**TRY IT:** Each line of the material should be output exactly as shown.

**RECORDS FOR THIS TASK:**
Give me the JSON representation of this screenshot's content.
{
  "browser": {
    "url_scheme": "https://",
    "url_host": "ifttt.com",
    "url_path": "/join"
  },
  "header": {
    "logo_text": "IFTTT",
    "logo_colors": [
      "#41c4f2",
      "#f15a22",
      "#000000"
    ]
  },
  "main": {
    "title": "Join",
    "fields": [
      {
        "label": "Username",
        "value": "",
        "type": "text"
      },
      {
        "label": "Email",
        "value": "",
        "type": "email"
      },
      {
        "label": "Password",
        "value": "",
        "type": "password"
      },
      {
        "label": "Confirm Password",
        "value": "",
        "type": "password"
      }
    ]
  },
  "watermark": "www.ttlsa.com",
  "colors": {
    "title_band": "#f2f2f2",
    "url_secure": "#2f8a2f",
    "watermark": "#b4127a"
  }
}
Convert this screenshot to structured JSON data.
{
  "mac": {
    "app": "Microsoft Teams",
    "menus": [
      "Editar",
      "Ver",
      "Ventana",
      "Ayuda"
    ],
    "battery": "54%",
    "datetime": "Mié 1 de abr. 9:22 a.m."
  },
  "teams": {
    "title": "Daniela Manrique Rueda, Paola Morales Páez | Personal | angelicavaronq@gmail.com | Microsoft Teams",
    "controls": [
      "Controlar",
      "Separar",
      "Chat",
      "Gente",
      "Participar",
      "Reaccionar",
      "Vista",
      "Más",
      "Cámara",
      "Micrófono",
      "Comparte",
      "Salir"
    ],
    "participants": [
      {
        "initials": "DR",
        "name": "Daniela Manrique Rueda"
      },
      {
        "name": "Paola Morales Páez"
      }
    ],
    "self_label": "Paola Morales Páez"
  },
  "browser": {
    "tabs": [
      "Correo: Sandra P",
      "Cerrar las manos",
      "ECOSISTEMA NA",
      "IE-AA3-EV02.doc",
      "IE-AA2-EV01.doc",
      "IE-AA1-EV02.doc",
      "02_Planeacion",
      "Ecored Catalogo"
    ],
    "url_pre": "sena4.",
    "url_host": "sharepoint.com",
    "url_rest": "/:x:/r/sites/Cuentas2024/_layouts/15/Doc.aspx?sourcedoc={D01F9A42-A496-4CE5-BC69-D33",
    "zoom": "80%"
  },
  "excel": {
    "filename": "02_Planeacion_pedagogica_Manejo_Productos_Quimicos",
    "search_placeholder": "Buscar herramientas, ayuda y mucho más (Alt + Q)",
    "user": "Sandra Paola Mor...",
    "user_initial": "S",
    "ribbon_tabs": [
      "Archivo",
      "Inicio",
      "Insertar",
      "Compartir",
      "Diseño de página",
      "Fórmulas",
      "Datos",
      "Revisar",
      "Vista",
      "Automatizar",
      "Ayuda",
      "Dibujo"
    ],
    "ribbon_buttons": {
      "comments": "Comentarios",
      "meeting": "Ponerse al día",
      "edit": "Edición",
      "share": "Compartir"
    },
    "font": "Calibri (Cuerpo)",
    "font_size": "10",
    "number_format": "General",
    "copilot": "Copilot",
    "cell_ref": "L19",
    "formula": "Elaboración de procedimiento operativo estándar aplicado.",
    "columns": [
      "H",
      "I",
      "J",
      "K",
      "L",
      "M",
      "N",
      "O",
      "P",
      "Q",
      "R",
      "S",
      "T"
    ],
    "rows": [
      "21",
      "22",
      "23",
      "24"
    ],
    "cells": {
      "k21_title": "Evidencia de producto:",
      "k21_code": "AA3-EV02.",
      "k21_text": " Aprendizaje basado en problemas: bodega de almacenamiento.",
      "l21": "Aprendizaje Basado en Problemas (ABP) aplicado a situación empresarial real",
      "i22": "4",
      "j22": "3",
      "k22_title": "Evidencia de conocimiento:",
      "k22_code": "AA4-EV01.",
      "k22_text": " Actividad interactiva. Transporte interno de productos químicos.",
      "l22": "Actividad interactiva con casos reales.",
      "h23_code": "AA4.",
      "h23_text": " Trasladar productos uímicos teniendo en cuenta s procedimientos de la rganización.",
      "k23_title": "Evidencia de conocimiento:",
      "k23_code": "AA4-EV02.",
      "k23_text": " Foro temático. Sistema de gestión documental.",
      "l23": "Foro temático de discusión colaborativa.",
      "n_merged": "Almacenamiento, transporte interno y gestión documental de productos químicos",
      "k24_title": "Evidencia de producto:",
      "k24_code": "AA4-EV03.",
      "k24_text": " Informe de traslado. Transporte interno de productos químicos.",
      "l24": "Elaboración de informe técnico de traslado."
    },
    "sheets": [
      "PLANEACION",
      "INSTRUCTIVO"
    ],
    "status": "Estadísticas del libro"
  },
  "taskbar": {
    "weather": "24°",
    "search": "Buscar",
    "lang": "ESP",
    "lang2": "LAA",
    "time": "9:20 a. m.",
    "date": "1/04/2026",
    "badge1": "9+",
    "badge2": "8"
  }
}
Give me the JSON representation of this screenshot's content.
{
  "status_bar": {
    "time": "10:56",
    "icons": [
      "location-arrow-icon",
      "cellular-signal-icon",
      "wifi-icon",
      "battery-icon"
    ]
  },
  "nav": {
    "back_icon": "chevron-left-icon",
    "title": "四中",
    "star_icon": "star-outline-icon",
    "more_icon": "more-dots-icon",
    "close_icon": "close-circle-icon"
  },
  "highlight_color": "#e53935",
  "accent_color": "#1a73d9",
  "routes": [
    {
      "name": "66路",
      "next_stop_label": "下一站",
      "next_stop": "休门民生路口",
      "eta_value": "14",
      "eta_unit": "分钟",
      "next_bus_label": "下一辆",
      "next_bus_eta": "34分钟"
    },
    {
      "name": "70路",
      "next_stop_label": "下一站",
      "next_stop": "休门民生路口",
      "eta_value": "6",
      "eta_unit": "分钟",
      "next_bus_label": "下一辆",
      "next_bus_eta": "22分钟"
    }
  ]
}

**OUTPUT FOR THIS EXERCISE:**
Give me the JSON representation of this screenshot's content.
{
  "browser": {
    "url_scheme": "https://",
    "url_host": "ifttt.com",
    "url_path": "/join"
  },
  "header": {
    "logo_text": "IFTTT",
    "logo_colors": [
      "#41c4f2",
      "#f15a22",
      "#000000"
    ]
  },
  "main": {
    "title": "Join",
    "fields": [
      {
        "label": "Username",
        "value": "",
        "type": "text"
      },
      {
        "label": "Email",
        "value": "",
        "type": "email"
      },
      {
        "label": "Password",
        "value": "",
        "type": "password"
      },
      {
        "label": "Confirm Password",
        "value": "",
        "type": "password"
      }
    ]
  },
  "watermark": "www.ttlsa.com",
  "colors": {
    "title_band": "#f2f2f2",
    "url_secure": "#2f8a2f",
    "watermark": "#b4127a"
  }
}
Convert this screenshot to structured JSON data.
{
  "mac": {
    "app": "Microsoft Teams",
    "menus": [
      "Editar",
      "Ver",
      "Ventana",
      "Ayuda"
    ],
    "battery": "54%",
    "datetime": "Mié 1 de abr. 9:22 a.m."
  },
  "teams": {
    "title": "Daniela Manrique Rueda, Paola Morales Páez | Personal | angelicavaronq@gmail.com | Microsoft Teams",
    "controls": [
      "Controlar",
      "Separar",
      "Chat",
      "Gente",
      "Participar",
      "Reaccionar",
      "Vista",
      "Más",
      "Cámara",
      "Micrófono",
      "Comparte",
      "Salir"
    ],
    "participants": [
      {
        "initials": "DR",
        "name": "Daniela Manrique Rueda"
      },
      {
        "name": "Paola Morales Páez"
      }
    ],
    "self_label": "Paola Morales Páez"
  },
  "browser": {
    "tabs": [
      "Correo: Sandra P",
      "Cerrar las manos",
      "ECOSISTEMA NA",
      "IE-AA3-EV02.doc",
      "IE-AA2-EV01.doc",
      "IE-AA1-EV02.doc",
      "02_Planeacion",
      "Ecored Catalogo"
    ],
    "url_pre": "sena4.",
    "url_host": "sharepoint.com",
    "url_rest": "/:x:/r/sites/Cuentas2024/_layouts/15/Doc.aspx?sourcedoc={D01F9A42-A496-4CE5-BC69-D33",
    "zoom": "80%"
  },
  "excel": {
    "filename": "02_Planeacion_pedagogica_Manejo_Productos_Quimicos",
    "search_placeholder": "Buscar herramientas, ayuda y mucho más (Alt + Q)",
    "user": "Sandra Paola Mor...",
    "user_initial": "S",
    "ribbon_tabs": [
      "Archivo",
      "Inicio",
      "Insertar",
      "Compartir",
      "Diseño de página",
      "Fórmulas",
      "Datos",
      "Revisar",
      "Vista",
      "Automatizar",
      "Ayuda",
      "Dibujo"
    ],
    "ribbon_buttons": {
      "comments": "Comentarios",
      "meeting": "Ponerse al día",
      "edit": "Edición",
      "share": "Compartir"
    },
    "font": "Calibri (Cuerpo)",
    "font_size": "10",
    "number_format": "General",
    "copilot": "Copilot",
    "cell_ref": "L19",
    "formula": "Elaboración de procedimiento operativo estándar aplicado.",
    "columns": [
      "H",
      "I",
      "J",
      "K",
      "L",
      "M",
      "N",
      "O",
      "P",
      "Q",
      "R",
      "S",
      "T"
    ],
    "rows": [
      "21",
      "22",
      "23",
      "24"
    ],
    "cells": {
      "k21_title": "Evidencia de producto:",
      "k21_code": "AA3-EV02.",
      "k21_text": " Aprendizaje basado en problemas: bodega de almacenamiento.",
      "l21": "Aprendizaje Basado en Problemas (ABP) aplicado a situación empresarial real",
      "i22": "4",
      "j22": "3",
      "k22_title": "Evidencia de conocimiento:",
      "k22_code": "AA4-EV01.",
      "k22_text": " Actividad interactiva. Transporte interno de productos químicos.",
      "l22": "Actividad interactiva con casos reales.",
      "h23_code": "AA4.",
      "h23_text": " Trasladar productos uímicos teniendo en cuenta s procedimientos de la rganización.",
      "k23_title": "Evidencia de conocimiento:",
      "k23_code": "AA4-EV02.",
      "k23_text": " Foro temático. Sistema de gestión documental.",
      "l23": "Foro temático de discusión colaborativa.",
      "n_merged": "Almacenamiento, transporte interno y gestión documental de productos químicos",
      "k24_title": "Evidencia de producto:",
      "k24_code": "AA4-EV03.",
      "k24_text": " Informe de traslado. Transporte interno de productos químicos.",
      "l24": "Elaboración de informe técnico de traslado."
    },
    "sheets": [
      "PLANEACION",
      "INSTRUCTIVO"
    ],
    "status": "Estadísticas del libro"
  },
  "taskbar": {
    "weather": "24°",
    "search": "Buscar",
    "lang": "ESP",
    "lang2": "LAA",
    "time": "9:20 a. m.",
    "date": "1/04/2026",
    "badge1": "9+",
    "badge2": "8"
  }
}
Give me the JSON representation of this screenshot's content.
{
  "status_bar": {
    "time": "10:56",
    "icons": [
      "location-arrow-icon",
      "cellular-signal-icon",
      "wifi-icon",
      "battery-icon"
    ]
  },
  "nav": {
    "back_icon": "chevron-left-icon",
    "title": "四中",
    "star_icon": "star-outline-icon",
    "more_icon": "more-dots-icon",
    "close_icon": "close-circle-icon"
  },
  "highlight_color": "#e53935",
  "accent_color": "#1a73d9",
  "routes": [
    {
      "name": "66路",
      "next_stop_label": "下一站",
      "next_stop": "休门民生路口",
      "eta_value": "14",
      "eta_unit": "分钟",
      "next_bus_label": "下一辆",
      "next_bus_eta": "34分钟"
    },
    {
      "name": "70路",
      "next_stop_label": "下一站",
      "next_stop": "休门民生路口",
      "eta_value": "6",
      "eta_unit": "分钟",
      "next_bus_label": "下一辆",
      "next_bus_eta": "22分钟"
    }
  ]
}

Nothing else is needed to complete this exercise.